With the introduction in the United States of the Omicron variant of the COVID-19 virus some health officials are warning of another pandemic winter where people are going to be forced to be indoors and away from others to keep themselves healthy. While we have seen this movie before, we may need some refreshers on the best way to combat the social isolation that comes with staying away from loved ones and friends while being home and doing our best to stay healthy.
Social isolation has been shown to have devastating impacts on our health. Things like a 50% increase in the risk of dementia are associated with the long-term affects of social isolation. Other medical conditions include things like heart disease, stroke, and even death. It is for these reasons mostly, but also for your mental health as well that it is important that whether you’re aging in place or just self quarantining to keep you and your family healthy that you find ways to remain social.
Here are a few suggestions that come from AARP that can help you avoid the strain of social isolation on your winter months.
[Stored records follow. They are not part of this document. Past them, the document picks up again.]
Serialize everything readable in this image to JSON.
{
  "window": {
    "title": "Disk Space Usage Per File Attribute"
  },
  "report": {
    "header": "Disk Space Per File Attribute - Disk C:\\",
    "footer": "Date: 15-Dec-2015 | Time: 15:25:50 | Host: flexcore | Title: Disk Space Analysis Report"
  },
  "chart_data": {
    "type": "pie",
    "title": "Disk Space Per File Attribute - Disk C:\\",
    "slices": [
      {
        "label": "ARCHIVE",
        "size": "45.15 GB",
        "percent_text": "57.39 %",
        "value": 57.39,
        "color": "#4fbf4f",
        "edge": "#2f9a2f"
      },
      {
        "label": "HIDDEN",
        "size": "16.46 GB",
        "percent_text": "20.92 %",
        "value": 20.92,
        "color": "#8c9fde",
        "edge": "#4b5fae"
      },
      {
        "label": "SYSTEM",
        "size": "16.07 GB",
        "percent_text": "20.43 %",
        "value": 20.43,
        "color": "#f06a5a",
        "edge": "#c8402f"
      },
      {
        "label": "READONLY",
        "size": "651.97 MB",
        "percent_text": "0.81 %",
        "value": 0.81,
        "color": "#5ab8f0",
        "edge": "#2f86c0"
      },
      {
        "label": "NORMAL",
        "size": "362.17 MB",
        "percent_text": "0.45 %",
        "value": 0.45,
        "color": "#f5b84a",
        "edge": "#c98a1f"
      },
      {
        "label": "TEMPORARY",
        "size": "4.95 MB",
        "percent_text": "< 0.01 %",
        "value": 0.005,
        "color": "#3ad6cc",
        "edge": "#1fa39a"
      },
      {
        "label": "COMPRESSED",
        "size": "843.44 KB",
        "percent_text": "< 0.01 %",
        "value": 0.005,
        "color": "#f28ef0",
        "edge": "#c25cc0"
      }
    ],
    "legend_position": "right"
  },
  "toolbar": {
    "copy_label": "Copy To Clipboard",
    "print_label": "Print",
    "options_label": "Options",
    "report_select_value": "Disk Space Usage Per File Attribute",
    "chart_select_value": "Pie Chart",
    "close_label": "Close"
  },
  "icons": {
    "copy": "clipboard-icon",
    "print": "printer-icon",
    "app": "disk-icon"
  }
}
- Do it virtually. We’ve heard this before, but the best way to connect with people and keep yourself safe is to hop back on your computer or phone for some virtual activities. Whether it’s checking in on your grandkids from afar or playing a game with an old friend online, these type of activities, while they don’t replace social interaction in person they are a good tool to use to stay connected.
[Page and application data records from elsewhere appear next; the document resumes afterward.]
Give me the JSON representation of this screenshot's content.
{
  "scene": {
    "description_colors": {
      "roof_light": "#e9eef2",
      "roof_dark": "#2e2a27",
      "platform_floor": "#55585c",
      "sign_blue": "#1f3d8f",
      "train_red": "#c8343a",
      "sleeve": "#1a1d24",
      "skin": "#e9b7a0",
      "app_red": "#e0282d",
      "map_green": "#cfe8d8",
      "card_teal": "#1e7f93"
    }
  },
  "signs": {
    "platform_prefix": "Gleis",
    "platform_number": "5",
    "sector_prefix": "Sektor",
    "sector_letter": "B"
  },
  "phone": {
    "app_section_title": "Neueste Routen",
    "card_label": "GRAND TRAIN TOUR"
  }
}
- Do your best to get outside. This is easier if you live in a warmer climate, but living here in Connecticut many of the outdoor activities that we are so accustomed to during the spring and summer months have faded off into the cold weather. When you get the occasional day that is above freezing and you can bundle up and go take your loved one for a walk, jump at the chance. You’ll be glad you did.
- Keep a routine. Routine is one way to keep yourself focused and feeling accomplished even if you are doing it alone. You could plan to have a check in with a friend to make sure she is staying on task and she can make sure you are too. This will add some socialization to your routine as well.
It may be another hard winter with COVID-19 still circulating, but it doesn’t have to be a socially isolating one. Even if you are aging in place or have a loved one who is, there are some things you can do to make sure she/he is getting the human connection that is so needed now more then ever.